Like nearly every American not named Steve Bannon, I am relieved that Emmanuel Macron did better than Marine Le Pen in the first round of France’s presidential election and, as I write, is expected to win the second. That prospect has gone some way in relieving my astonishment over identity politics à la française. If America’s identity politics in November seemed to boil down to white resentment and an apparent nostalgia for coal mines, Le Pen’s campaign to make France great again has been similarly peculiar.
During the 1960s, when I lived in France for a year, French identity was not an issue. I never had any trouble knowing who was French and who was not. I was not. But I tried. I learned how to pee in one of those holes in the ground that passed as a toilet. I was happy to let shopkeepers archly tutor my vocabulary and grammar (my Chicago-shaped accent was clearly beyond redemption). The bakery, the milk store, the butcher, the charcuterie, and the blanchisserie were veritable Berlitz classes. I learned to greet with appropriate deference and politesse their proprietors as well as my neighbors and the man who ran water down the curb and swept it twice a day. He, of course, was Arab—i.e., not French. Like me. Identity was never in doubt.

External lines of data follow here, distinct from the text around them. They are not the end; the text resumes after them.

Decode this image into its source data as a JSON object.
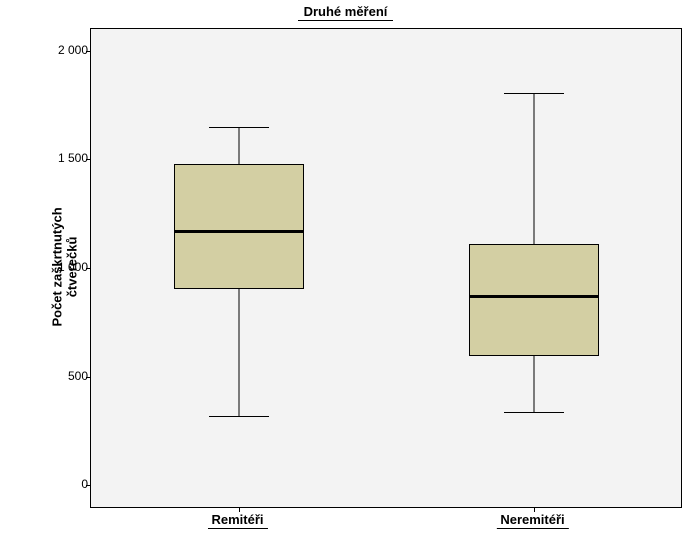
{
  "chart_data": {
    "type": "boxplot",
    "title": "Druhé měření",
    "ylabel": "Počet zaškrtnutých čtverečků",
    "xlabel": "",
    "ylim": [
      -100,
      2100
    ],
    "y_ticks": [
      0,
      500,
      1000,
      1500,
      2000
    ],
    "y_tick_labels": [
      "0",
      "500",
      "1 000",
      "1 500",
      "2 000"
    ],
    "categories": [
      "Remitéři",
      "Neremitéři"
    ],
    "series": [
      {
        "name": "Remitéři",
        "min": 320,
        "q1": 905,
        "median": 1170,
        "q3": 1480,
        "max": 1650
      },
      {
        "name": "Neremitéři",
        "min": 335,
        "q1": 595,
        "median": 870,
        "q3": 1110,
        "max": 1805
      }
    ]
  }
}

So I was surprised to find Roger Cohen of the New York Times reporting that the French were now in a veritable stew (probably boeuf bourguignon), suffering “from cultural and civilizational insecurity.” The villains: immigrants; open borders; the euro; and the EU’s heavy-handed regulations. At the heart of these complaints are the charming French villages “stripped of life,” as one of Cohen’s interlocutors puts it. “Small stores had been replaced by huge ‘hypermarkets’ on the outskirts of town. Human contact was almost forgotten. ‘In the shopping malls the cashiers are lined up like cattle for the slaughter,’ he said. Old people without cars were treated like human refuse.”
I wondered: Did this sense of loss include nostalgia for those holes in the ground I remember from my limber youth? Had the three-hour lunch and naptime that closed those charming small stores and other machines of commerce gone the way of the “Deux Chevaux,” Citroen’s 2CV—a masterpiece of automotive minimalism and environmental low-impact, lacking only in comfort, speed, and safety? Haven’t laundromats finally replaced the blanchisseries that needed a week to wash and dry (and fold origami-like) the family clothes? With standard-sized refrigerators now a staple of the French kitchen, has weekly, instead of daily, shopping cast a shadow on domestic cuisine? In my time, there were no “hypermarkets” anywhere; small stores dotted the urban landscape no less than the villages.